In population terms, Cambridgeshire is probably one of the fastest-growing counties in the country, with a disproportionately fast-growing elderly population. It is a very attractive area in which to settle. One can sell one's house in London or the south-east, buy a much cheaper house in the fenland area, and put the rest in the bank. Large numbers of people are retiring to the area, and they will eventually feed through into putting greater pressure on resources of this kind.
Another ingredient in the equation is the fact that when East Cambridgeshire PCT amalgamated with Fenland PCTthere are so many amalgamations going on that one sometimes gets rather confusedan arrangement was made whereby elderly, mentally infirm patients, some with dementia or Alzheimer's, would go to Fulbourn hospital on the edge of Cambridge. It is felt in my constituency that were that arrangement not in place, the facility at Alan Conway Court at Doddington could just as easily meet the requirements of some of the people who live in east Cambridgeshire. In some respects, we seem to be robbing Peter to pay Paul. The Alan Conway Court facility is to close, while the Fulbourn unit in Cambridge is sustained by the purchasing of services from the amalgamated trust.
Local people are very disillusioned with the so-called consultation process, because once it had begun they were told that they were not being consulted on whether the unit at Alan Conway Court should close, but on the implications and ramifications of such a closure. In other words, the closure seemed to be a done deal.
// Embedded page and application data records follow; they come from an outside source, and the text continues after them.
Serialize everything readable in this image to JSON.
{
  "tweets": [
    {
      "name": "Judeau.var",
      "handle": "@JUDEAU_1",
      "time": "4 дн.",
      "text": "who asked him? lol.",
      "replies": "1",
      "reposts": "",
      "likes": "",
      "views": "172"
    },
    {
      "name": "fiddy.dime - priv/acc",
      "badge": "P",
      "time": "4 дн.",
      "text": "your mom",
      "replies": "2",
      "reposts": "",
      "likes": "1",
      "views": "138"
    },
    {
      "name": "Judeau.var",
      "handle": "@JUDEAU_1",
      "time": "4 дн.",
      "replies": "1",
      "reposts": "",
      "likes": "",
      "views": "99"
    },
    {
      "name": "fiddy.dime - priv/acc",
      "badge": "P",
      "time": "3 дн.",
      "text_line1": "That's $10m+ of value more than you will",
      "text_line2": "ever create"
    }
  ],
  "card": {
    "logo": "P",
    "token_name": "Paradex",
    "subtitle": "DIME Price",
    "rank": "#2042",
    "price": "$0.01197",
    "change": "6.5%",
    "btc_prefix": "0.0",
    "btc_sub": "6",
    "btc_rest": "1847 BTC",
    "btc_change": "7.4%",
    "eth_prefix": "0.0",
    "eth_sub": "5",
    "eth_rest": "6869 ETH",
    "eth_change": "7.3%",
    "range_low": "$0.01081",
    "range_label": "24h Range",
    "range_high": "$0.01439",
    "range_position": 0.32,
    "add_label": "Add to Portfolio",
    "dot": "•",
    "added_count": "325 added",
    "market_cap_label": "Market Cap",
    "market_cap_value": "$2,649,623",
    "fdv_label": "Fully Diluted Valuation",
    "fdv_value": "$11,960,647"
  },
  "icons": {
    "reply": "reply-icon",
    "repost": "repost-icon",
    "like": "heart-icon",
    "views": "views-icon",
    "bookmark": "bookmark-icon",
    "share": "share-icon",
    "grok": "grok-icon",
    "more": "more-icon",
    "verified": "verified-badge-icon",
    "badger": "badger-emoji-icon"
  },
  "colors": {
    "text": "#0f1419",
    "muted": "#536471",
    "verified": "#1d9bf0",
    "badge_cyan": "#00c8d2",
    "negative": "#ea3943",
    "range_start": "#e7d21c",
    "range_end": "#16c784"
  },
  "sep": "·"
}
It will therefore come as no surprise that this has left a very bitter taste.
More recently, over the past year the county council's health and social care scrutiny committee and the four former area health and social care scrutiny panels have considered in detail the mental health services in the county. The scrutiny committee said:
"The Government's National Service Framework . . . for mental health requires the development of a range of specialist community services: early intervention, crisis resolution and assertive outreach . . . There are two key challenges associated with the development of these services in Cambridgeshire."
The health and social care scrutiny committee recognised that all health partners in Cambridgeshirethe strategic health authority, the mental health trust and the four primary care trustsoperate in a context of deficit budgets for 200405 and severe financial constraints in 200506. The committee will discuss the most effective ways of lobbying nationally and at strategic health authority level for the Government to give greater priority to mental health in their guidance to primary care trusts on the allocation of funding and more national health service resources for mental health in Cambridgeshire.
A decision was made to close a relatively small in-patient unit, which is only a decade old, for dementia and Alzheimer's sufferers in the village of Doddington outside the town of March in a rural area. It was built partly with subscriptions from local people and was much respected and valued by them. More than that, it was loved by those people, who care deeply about the facility. Out of the decision to close it, partly to save money and perhaps partly to reconfigure the service with a greater emphasis on community mental health provision, we realise that there are problems nationally with mental health service provision, funding for mental health and setting centralised targets by the Government, which are not adequately funded through the system. That all creates the sort of difficulties that I outlined.
I do not expect the Under-Secretary to leap up and say that he will intervene to stop the closure. I hope that he does but I do not expect it. However, I should like him to consider some of my points. After all, when the mental health trust amalgamated, the area health authority promised that any deficits would be made good. That has not happened. We no longer have an area health authority but somebodyhopefully, the strategic health authorityshould honour the commitment. With an extra £2.5 million, the closure need not go ahead.